GIVEN RECORDS:
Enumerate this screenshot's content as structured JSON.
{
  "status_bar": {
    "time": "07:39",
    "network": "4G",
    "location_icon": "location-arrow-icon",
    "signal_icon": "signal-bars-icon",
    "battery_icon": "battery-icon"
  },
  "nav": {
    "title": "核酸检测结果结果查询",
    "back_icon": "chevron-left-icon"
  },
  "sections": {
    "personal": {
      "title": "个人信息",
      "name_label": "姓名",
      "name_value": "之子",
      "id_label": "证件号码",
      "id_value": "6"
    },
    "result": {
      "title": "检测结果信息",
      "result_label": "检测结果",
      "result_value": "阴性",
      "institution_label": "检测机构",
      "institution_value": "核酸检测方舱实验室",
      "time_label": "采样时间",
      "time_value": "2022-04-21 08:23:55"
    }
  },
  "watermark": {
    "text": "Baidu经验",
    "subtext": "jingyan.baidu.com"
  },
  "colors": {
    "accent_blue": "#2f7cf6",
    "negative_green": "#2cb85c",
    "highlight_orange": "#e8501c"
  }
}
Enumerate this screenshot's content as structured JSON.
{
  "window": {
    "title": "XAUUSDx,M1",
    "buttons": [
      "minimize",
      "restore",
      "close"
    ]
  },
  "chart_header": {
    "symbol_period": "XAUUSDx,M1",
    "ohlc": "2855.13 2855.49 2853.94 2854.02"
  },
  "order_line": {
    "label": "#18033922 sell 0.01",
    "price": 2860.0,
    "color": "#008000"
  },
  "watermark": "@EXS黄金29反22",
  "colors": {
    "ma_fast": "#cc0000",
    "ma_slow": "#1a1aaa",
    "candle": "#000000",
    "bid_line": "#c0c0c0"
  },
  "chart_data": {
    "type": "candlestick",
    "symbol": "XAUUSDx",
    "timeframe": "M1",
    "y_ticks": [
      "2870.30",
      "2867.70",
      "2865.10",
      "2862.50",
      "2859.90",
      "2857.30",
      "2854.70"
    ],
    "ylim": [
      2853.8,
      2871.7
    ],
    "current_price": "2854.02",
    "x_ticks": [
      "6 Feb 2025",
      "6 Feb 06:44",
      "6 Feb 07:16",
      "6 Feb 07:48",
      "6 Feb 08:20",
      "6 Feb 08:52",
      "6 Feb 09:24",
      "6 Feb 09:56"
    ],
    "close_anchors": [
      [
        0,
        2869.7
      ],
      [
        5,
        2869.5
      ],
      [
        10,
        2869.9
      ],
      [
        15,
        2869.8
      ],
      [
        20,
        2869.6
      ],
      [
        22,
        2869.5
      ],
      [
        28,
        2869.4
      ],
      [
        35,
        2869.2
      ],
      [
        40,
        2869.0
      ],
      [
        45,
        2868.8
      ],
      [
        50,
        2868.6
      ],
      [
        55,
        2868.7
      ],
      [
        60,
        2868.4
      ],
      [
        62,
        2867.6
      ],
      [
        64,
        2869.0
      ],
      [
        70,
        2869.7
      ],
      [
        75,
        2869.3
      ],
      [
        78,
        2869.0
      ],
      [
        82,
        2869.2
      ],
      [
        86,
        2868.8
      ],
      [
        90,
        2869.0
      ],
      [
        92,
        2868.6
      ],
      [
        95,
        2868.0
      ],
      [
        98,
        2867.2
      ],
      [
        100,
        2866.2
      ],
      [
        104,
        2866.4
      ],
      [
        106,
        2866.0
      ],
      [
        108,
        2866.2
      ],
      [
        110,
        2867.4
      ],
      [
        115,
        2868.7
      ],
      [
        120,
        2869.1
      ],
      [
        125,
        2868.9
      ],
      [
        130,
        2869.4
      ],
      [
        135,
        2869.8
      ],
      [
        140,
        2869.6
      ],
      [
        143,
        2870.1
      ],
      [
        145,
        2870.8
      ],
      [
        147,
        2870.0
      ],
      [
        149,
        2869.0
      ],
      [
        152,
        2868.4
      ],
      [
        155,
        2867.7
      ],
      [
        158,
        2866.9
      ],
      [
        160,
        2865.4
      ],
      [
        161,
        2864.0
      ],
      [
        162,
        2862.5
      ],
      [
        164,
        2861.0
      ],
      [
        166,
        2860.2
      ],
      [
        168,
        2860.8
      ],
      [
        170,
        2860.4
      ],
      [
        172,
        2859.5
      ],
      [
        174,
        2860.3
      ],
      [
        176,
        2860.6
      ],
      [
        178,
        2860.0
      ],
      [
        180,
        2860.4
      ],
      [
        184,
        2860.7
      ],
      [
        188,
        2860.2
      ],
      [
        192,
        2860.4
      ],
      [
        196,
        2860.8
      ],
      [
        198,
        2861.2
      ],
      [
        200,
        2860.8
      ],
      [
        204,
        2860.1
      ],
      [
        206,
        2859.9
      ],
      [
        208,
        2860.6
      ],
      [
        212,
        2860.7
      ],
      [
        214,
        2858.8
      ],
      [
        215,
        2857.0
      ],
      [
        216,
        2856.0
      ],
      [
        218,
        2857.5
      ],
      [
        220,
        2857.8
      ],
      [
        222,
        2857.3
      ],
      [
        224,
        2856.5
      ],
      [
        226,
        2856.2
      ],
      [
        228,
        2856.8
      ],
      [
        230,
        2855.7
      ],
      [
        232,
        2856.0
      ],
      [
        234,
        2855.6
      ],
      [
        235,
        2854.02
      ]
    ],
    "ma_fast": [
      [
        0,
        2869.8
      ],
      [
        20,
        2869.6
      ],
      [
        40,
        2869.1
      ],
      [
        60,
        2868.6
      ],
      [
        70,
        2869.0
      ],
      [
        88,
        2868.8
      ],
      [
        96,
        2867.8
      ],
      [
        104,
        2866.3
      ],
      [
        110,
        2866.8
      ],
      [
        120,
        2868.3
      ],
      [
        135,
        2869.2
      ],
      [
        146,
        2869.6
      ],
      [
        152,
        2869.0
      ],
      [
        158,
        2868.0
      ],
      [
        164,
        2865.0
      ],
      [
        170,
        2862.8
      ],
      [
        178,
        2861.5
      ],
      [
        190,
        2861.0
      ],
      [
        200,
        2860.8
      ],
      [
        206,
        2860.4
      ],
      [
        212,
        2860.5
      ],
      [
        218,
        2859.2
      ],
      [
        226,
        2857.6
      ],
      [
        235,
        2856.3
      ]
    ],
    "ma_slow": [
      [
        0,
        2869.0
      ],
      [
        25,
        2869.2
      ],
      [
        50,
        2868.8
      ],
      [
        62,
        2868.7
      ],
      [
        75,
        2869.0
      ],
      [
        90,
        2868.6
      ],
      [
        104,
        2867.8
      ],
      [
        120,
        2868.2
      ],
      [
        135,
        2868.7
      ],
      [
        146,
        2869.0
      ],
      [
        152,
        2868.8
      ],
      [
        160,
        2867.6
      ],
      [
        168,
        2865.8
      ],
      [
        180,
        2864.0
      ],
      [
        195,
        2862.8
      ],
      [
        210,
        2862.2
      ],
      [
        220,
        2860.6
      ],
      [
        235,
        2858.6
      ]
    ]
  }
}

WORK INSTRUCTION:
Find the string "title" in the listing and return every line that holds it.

EXERCISE ANSWER:
    "title": "核酸检测结果结果查询",
      "title": "个人信息",
      "title": "检测结果信息",
    "title": "XAUUSDx,M1",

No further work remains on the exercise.